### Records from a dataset
------------------------------------------------------------------------

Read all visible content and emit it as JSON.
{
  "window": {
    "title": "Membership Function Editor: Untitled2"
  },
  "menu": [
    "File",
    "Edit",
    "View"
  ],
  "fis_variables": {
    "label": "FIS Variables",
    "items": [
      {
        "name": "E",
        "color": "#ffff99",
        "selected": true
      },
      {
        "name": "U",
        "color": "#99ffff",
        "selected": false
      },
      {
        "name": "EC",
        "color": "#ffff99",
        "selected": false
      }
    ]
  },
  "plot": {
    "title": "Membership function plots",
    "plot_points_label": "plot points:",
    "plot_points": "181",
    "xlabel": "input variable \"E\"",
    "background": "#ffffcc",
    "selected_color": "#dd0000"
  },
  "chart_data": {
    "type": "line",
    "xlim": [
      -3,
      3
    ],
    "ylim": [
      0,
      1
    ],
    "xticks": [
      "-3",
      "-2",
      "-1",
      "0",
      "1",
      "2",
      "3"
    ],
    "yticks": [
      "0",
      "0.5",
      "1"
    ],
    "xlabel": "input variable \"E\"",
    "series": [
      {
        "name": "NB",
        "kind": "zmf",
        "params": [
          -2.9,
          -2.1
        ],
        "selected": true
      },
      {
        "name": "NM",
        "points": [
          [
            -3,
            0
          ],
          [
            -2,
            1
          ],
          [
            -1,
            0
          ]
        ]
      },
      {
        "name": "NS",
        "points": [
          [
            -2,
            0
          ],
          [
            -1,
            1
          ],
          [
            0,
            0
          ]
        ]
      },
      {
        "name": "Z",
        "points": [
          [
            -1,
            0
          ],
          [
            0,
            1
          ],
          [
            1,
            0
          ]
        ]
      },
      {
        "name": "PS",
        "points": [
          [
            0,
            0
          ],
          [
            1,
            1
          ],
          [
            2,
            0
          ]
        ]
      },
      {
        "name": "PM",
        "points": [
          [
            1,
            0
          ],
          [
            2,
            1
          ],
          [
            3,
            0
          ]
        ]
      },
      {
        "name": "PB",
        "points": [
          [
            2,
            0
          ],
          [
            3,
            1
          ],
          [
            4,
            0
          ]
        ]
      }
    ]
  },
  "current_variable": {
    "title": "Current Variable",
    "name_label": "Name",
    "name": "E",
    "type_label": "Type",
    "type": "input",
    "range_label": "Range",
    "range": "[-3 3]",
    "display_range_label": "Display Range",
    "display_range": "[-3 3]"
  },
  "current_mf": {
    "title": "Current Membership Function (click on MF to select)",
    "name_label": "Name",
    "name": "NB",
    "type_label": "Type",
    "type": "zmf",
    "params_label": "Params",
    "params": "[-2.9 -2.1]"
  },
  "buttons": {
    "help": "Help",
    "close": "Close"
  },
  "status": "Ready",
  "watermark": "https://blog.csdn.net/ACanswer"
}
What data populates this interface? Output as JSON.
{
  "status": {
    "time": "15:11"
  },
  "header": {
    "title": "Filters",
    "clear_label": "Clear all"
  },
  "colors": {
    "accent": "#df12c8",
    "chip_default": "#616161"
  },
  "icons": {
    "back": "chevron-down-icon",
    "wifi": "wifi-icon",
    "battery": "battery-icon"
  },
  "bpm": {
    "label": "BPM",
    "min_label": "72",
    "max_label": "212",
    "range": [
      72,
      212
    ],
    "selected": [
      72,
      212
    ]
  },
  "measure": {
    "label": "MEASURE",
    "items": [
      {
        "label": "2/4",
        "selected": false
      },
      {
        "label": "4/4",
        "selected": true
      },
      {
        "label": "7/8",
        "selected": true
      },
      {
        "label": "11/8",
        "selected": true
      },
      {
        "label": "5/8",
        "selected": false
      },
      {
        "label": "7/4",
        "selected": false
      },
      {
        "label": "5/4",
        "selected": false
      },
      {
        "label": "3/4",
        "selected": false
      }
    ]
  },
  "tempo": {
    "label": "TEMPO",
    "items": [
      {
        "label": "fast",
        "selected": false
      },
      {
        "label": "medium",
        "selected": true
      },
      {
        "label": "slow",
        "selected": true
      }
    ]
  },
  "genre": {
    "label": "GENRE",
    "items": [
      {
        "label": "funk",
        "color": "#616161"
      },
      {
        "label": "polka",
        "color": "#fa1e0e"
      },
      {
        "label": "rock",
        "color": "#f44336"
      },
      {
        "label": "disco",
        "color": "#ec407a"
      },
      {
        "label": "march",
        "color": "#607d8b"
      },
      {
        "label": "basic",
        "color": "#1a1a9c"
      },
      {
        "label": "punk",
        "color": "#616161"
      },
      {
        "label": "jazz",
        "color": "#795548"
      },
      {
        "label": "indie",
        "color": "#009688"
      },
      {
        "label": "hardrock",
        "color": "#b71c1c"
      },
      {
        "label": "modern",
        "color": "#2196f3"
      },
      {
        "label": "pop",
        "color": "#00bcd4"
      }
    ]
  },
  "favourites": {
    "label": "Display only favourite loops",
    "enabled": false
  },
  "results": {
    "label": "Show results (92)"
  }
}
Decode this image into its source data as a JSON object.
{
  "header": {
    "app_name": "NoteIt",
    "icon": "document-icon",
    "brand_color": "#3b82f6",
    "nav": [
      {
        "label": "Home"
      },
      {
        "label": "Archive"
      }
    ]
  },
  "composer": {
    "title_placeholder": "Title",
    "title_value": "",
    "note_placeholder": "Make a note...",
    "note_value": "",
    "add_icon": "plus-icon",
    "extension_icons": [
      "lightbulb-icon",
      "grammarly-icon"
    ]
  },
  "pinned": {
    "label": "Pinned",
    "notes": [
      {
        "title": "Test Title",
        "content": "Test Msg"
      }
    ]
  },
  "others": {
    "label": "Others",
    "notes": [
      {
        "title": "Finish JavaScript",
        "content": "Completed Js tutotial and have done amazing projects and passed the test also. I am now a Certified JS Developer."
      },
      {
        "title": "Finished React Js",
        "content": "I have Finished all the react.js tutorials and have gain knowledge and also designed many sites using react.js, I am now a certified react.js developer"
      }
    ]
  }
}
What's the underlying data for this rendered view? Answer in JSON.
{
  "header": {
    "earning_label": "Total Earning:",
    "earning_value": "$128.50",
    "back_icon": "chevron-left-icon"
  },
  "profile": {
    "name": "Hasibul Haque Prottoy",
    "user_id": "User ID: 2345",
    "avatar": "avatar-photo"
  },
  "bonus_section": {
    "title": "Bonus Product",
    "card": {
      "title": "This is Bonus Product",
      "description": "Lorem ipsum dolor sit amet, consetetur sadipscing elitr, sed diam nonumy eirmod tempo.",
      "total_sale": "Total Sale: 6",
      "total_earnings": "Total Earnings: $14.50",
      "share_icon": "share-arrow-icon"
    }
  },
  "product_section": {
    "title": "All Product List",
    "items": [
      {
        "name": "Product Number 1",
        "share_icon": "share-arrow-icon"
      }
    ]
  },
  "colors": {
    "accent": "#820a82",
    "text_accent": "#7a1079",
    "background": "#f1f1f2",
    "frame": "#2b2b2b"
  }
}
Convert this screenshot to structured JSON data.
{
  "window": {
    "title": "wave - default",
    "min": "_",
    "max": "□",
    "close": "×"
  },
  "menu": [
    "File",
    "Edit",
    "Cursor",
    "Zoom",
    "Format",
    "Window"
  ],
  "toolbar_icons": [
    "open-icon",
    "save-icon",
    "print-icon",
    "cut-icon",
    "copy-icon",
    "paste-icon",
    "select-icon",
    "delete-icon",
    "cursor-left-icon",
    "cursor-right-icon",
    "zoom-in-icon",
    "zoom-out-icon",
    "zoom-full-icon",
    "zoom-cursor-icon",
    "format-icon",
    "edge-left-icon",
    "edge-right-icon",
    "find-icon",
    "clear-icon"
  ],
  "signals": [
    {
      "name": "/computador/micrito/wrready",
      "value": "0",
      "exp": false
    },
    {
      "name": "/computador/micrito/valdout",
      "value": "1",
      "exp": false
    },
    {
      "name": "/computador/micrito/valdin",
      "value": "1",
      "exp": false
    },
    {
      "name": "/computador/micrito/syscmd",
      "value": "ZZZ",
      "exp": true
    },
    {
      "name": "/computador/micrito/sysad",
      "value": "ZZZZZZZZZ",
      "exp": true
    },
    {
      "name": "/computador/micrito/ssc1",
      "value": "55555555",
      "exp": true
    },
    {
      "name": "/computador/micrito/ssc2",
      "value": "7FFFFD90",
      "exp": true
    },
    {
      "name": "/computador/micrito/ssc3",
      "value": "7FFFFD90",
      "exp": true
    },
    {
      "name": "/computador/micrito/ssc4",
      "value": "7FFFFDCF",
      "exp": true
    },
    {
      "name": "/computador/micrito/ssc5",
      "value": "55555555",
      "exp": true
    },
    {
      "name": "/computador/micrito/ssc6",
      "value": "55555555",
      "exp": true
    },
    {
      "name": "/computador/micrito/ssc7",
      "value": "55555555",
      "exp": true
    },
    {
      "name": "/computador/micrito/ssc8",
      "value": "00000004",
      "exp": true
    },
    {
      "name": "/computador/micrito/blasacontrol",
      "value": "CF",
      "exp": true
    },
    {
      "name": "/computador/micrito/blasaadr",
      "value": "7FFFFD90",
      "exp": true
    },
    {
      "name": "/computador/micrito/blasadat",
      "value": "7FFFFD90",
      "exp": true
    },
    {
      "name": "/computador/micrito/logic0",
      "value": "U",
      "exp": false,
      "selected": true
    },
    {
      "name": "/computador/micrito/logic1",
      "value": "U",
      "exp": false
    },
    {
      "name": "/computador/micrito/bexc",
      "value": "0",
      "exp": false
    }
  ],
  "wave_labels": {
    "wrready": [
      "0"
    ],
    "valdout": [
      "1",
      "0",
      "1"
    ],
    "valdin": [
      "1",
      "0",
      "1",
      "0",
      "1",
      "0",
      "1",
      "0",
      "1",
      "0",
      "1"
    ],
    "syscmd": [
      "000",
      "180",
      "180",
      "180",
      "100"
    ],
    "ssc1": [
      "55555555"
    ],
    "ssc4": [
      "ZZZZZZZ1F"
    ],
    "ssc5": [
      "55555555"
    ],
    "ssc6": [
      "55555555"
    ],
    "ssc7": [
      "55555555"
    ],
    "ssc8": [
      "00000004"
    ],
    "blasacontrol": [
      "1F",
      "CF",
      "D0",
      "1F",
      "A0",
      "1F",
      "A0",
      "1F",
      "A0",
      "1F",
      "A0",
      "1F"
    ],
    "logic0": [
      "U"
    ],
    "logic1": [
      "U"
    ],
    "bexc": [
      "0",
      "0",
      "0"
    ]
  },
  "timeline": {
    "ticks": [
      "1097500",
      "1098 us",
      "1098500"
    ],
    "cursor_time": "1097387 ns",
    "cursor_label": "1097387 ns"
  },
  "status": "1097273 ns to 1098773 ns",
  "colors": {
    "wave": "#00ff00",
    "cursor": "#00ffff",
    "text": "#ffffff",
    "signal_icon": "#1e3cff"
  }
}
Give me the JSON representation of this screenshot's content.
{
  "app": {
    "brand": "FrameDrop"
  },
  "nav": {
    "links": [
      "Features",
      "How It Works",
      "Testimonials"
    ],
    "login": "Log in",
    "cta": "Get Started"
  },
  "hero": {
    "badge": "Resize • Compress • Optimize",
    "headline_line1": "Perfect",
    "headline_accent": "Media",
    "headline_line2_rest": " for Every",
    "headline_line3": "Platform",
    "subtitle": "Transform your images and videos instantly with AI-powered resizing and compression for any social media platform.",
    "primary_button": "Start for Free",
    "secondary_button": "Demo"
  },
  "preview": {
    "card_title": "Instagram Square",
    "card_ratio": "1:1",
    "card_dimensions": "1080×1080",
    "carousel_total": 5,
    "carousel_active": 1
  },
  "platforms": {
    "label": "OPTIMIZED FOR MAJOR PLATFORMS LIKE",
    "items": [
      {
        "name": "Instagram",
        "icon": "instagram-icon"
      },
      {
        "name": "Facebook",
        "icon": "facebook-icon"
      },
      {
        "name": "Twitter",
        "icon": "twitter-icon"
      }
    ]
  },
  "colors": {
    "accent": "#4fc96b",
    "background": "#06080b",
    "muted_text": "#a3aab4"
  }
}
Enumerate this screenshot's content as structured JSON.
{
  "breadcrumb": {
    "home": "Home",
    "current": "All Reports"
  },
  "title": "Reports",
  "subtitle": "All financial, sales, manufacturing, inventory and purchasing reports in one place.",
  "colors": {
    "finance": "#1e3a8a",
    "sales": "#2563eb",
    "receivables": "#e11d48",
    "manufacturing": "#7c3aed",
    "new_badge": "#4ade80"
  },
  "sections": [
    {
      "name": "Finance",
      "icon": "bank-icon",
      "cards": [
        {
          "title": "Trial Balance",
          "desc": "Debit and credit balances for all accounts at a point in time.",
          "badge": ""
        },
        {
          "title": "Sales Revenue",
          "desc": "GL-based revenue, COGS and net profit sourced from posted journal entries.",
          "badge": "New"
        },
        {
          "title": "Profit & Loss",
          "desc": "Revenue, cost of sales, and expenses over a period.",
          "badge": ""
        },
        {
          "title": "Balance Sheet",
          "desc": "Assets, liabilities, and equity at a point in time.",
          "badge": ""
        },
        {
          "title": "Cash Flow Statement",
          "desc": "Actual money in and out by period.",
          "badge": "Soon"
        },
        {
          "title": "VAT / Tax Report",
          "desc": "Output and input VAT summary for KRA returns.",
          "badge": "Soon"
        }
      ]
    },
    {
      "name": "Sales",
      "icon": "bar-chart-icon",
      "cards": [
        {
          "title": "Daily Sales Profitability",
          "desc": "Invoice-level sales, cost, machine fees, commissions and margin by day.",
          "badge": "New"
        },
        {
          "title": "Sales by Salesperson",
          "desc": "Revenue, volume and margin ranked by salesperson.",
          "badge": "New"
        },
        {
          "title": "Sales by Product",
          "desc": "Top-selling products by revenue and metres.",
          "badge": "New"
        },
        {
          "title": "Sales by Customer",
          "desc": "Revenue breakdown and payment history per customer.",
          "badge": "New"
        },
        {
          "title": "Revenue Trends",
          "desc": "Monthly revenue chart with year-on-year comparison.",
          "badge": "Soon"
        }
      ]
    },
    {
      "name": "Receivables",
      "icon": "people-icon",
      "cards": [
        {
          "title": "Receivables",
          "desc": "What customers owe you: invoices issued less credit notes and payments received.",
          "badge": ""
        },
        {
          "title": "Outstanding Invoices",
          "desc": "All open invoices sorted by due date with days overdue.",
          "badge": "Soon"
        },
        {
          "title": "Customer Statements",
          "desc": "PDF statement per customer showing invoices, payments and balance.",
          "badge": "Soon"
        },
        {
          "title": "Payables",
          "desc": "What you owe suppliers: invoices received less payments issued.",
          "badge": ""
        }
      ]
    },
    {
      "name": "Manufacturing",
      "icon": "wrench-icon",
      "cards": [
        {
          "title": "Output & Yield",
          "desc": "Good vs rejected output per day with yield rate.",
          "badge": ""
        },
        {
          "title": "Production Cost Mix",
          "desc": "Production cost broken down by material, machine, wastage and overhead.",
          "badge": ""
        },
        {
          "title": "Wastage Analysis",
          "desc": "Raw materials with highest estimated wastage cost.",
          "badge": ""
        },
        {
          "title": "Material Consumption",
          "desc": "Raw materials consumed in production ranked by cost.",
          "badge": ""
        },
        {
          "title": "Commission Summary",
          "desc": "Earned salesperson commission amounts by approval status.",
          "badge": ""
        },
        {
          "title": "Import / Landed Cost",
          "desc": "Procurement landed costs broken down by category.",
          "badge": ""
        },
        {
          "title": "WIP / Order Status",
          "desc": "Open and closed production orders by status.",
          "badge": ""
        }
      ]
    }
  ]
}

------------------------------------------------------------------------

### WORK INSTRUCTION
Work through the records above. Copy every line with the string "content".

### TASK OUTPUT
Read all visible content and emit it as JSON.
        "content": "Test Msg"
        "content": "Completed Js tutotial and have done amazing projects and passed the test also. I am now a Certified JS Developer."
        "content": "I have Finished all the react.js tutorials and have gain knowledge and also designed many sites using react.js, I am now a certified react.js developer"
Give me the JSON representation of this screenshot's content.
Enumerate this screenshot's content as structured JSON.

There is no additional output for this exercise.